::: DATASET EXTRACT :::

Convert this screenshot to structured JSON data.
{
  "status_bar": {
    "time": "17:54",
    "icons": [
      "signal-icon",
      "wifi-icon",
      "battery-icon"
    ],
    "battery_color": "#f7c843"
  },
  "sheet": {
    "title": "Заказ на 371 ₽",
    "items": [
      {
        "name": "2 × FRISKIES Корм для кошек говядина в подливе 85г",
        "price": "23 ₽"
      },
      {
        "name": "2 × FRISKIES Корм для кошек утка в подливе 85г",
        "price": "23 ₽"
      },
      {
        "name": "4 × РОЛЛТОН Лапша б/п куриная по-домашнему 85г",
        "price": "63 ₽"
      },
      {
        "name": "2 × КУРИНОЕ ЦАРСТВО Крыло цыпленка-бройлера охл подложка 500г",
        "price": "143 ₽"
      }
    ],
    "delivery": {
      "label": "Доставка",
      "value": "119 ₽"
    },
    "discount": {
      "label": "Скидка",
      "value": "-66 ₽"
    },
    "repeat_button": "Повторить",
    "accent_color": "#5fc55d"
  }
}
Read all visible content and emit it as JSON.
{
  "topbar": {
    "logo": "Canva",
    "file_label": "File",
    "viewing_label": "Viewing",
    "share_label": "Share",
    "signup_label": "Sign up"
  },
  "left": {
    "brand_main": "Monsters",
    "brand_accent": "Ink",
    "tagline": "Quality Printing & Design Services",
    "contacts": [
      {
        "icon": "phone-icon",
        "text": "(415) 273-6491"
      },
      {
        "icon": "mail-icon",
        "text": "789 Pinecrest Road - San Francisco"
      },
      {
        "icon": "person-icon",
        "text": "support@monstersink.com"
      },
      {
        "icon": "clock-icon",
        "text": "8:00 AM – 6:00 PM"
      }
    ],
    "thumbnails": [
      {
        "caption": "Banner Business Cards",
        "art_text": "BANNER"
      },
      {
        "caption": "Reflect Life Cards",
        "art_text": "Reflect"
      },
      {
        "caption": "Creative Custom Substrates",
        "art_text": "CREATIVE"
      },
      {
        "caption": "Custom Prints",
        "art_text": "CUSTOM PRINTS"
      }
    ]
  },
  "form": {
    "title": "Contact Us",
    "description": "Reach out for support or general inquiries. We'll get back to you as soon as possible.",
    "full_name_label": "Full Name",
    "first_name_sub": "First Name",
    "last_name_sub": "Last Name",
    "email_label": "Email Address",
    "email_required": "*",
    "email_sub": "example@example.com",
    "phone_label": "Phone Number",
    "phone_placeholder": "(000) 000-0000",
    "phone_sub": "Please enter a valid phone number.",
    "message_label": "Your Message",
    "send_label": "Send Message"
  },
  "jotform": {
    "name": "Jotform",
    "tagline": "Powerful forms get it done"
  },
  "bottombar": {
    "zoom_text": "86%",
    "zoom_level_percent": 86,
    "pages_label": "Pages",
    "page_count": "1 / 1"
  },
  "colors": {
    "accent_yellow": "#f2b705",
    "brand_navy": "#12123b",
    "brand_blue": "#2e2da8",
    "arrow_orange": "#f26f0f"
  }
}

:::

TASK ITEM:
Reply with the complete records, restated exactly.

WRITTEN RESPONSE:
Convert this screenshot to structured JSON data.
{
  "status_bar": {
    "time": "17:54",
    "icons": [
      "signal-icon",
      "wifi-icon",
      "battery-icon"
    ],
    "battery_color": "#f7c843"
  },
  "sheet": {
    "title": "Заказ на 371 ₽",
    "items": [
      {
        "name": "2 × FRISKIES Корм для кошек говядина в подливе 85г",
        "price": "23 ₽"
      },
      {
        "name": "2 × FRISKIES Корм для кошек утка в подливе 85г",
        "price": "23 ₽"
      },
      {
        "name": "4 × РОЛЛТОН Лапша б/п куриная по-домашнему 85г",
        "price": "63 ₽"
      },
      {
        "name": "2 × КУРИНОЕ ЦАРСТВО Крыло цыпленка-бройлера охл подложка 500г",
        "price": "143 ₽"
      }
    ],
    "delivery": {
      "label": "Доставка",
      "value": "119 ₽"
    },
    "discount": {
      "label": "Скидка",
      "value": "-66 ₽"
    },
    "repeat_button": "Повторить",
    "accent_color": "#5fc55d"
  }
}
Read all visible content and emit it as JSON.
{
  "topbar": {
    "logo": "Canva",
    "file_label": "File",
    "viewing_label": "Viewing",
    "share_label": "Share",
    "signup_label": "Sign up"
  },
  "left": {
    "brand_main": "Monsters",
    "brand_accent": "Ink",
    "tagline": "Quality Printing & Design Services",
    "contacts": [
      {
        "icon": "phone-icon",
        "text": "(415) 273-6491"
      },
      {
        "icon": "mail-icon",
        "text": "789 Pinecrest Road - San Francisco"
      },
      {
        "icon": "person-icon",
        "text": "support@monstersink.com"
      },
      {
        "icon": "clock-icon",
        "text": "8:00 AM – 6:00 PM"
      }
    ],
    "thumbnails": [
      {
        "caption": "Banner Business Cards",
        "art_text": "BANNER"
      },
      {
        "caption": "Reflect Life Cards",
        "art_text": "Reflect"
      },
      {
        "caption": "Creative Custom Substrates",
        "art_text": "CREATIVE"
      },
      {
        "caption": "Custom Prints",
        "art_text": "CUSTOM PRINTS"
      }
    ]
  },
  "form": {
    "title": "Contact Us",
    "description": "Reach out for support or general inquiries. We'll get back to you as soon as possible.",
    "full_name_label": "Full Name",
    "first_name_sub": "First Name",
    "last_name_sub": "Last Name",
    "email_label": "Email Address",
    "email_required": "*",
    "email_sub": "example@example.com",
    "phone_label": "Phone Number",
    "phone_placeholder": "(000) 000-0000",
    "phone_sub": "Please enter a valid phone number.",
    "message_label": "Your Message",
    "send_label": "Send Message"
  },
  "jotform": {
    "name": "Jotform",
    "tagline": "Powerful forms get it done"
  },
  "bottombar": {
    "zoom_text": "86%",
    "zoom_level_percent": 86,
    "pages_label": "Pages",
    "page_count": "1 / 1"
  },
  "colors": {
    "accent_yellow": "#f2b705",
    "brand_navy": "#12123b",
    "brand_blue": "#2e2da8",
    "arrow_orange": "#f26f0f"
  }
}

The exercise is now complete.